* * *

The job was really cool. I was working as an extension of the marketing team for Microsoft’s Macintosh Business Unit (MacBU). The MacBU is the entity within the company through which all of Microsoft’s Mac software is made.
The MacBU has a main website called Mactopia, for selling products and offering support, for which I worked as the main designer on.
MacTopia was our whole reason for existing there, and we were basically charged with the daunting task of keeping the Mac community happy by providing downloads, updates, support, links, interviews, and all kinds of other stuff. It was a huge challenge, but it was fun. There were many all-nighters there, usually the night before MacWorld or a major product launch.
I remember getting up at 4 AM to go in to the office and working with Big Al to release Internet Explorer 5 to the world. There were a lot of interesting and unique things like that to experience there.

My boss was a very close second to the previous one. He was like a cross between Han Solo and Captain Kirk, which was cool. We had mandatory ping pong tournaments every day, which made the job a lot more enjoyable for
everyone. He’d often do weird stuff, like suggest that we all get wetsuits and swim across Lake Washington. Sometimes he’d award a free day off to whoever could beat him at foosball. He was a really funny guy, and also a good boss.

Microsoft itself is an incredible thing to experience. I worked right there on the main campus, and it’s really hard to explain what that’s like. MS is like a huge, well-oiled machine that works very efficiently – and is hugely successful because of it. Working there makes you feel like a tiny cog in that machinery – but still important nonetheless. Although things there aren’t necessarily perfect, there’s a prevailing sense of efficiency, practicality, and coolness about that place. It’s pretty amazing to work in a place where everything’s nice because the money’s there to make it possible.

Unfortunately, thr girlfriend situation had pretty much fizzled out due to my moving away. I threw myself into my work, sometimes working up to 16 hour days… It was a pretty gross, unhealthy time for me. My attitude was sour, and the lack of sunlight was starting to affect me even more. I was like a flabby, overweight version of Gollum, living nocturnally in my office.
In retrospect, it may have been a bonehead move to abruptly move away like that. Nevertheless, it ended up being a good career move – and I am now engaged to marry that same girl, so maybe things happened that way for a reason.

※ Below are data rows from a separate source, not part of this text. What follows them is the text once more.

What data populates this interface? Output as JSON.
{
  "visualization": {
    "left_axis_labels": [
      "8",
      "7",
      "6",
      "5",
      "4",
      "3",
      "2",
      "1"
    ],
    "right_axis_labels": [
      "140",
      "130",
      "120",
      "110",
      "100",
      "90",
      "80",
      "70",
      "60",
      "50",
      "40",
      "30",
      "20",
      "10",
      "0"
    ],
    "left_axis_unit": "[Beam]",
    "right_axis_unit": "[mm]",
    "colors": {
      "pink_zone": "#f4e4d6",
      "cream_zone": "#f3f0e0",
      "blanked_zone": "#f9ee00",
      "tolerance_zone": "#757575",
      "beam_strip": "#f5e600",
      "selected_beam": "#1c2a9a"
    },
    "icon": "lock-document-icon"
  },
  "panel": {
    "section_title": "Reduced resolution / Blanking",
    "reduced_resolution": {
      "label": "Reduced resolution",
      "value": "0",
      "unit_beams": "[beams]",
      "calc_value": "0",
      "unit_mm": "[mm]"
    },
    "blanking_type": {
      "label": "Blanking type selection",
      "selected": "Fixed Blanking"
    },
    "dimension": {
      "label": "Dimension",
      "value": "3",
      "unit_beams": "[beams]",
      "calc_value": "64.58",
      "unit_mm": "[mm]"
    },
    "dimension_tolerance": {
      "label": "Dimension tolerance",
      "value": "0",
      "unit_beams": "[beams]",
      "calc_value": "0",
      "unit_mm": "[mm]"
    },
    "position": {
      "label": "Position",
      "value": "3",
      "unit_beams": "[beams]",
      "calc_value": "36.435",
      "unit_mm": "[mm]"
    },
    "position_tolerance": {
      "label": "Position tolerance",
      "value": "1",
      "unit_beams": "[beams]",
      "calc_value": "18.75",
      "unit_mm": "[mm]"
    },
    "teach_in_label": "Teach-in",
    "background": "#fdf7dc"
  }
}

There were many adventures had there, and one cool thing about the area is that Guillermo lived in Seattle. Fortunately, Paco and his girlfriend moved up there as well… so we all hung out quite a bit. Seattle is a LOT of fun to hang out in, and remains my favorite metropolitan city.

* * *

After a year or so I decided that I wanted to see the sun again, so I decided to move back to California. I hate to sound like a weenis, but the lack of regular sunlight was slowly killing me. I felt like a houseplant that had been stuck in a dark closet for a year; gradually withering away. Even when I went outside, it didn’t feel like I was ‘outside’ – because I never saw the sun, and the low overhanging clouds never let up.
The pivotal moment for me was when I flew down to Chico for my sister’s wedding in late spring. It was 85 degrees and sunny in California, but everybody in Washington was still wearing sweaters and raincoats. The second the plane broke through the clouds into that glorious sunlight, I knew I had to come back.

I left MS in August of 2000 after accepting a job with a company in Petaluma, California. Once again, Jaime came to the rescue. This time he drove the U-Haul, and I drove the Jetta. The night before we left, we took a break from packing stuff up and went to look for some walkie talkies to use on the 8+ hour drive from Redmond to Redding. We couldn’t find any decent ones that didn’t cost a fortune, so we went to Toys-R-Us and bought some $16 “SPACE PATROL” headset walkie talkies. They were rad, and we wore them the whole way down. Jaime had some guy get mad at him just for looking like an idiot, but aside from that they greatly enhanced our trip.

I’d consider moving back up there with my wife someday, provided that I bring a few sunlamps, a treadmill, and plenty of vitamin D with me.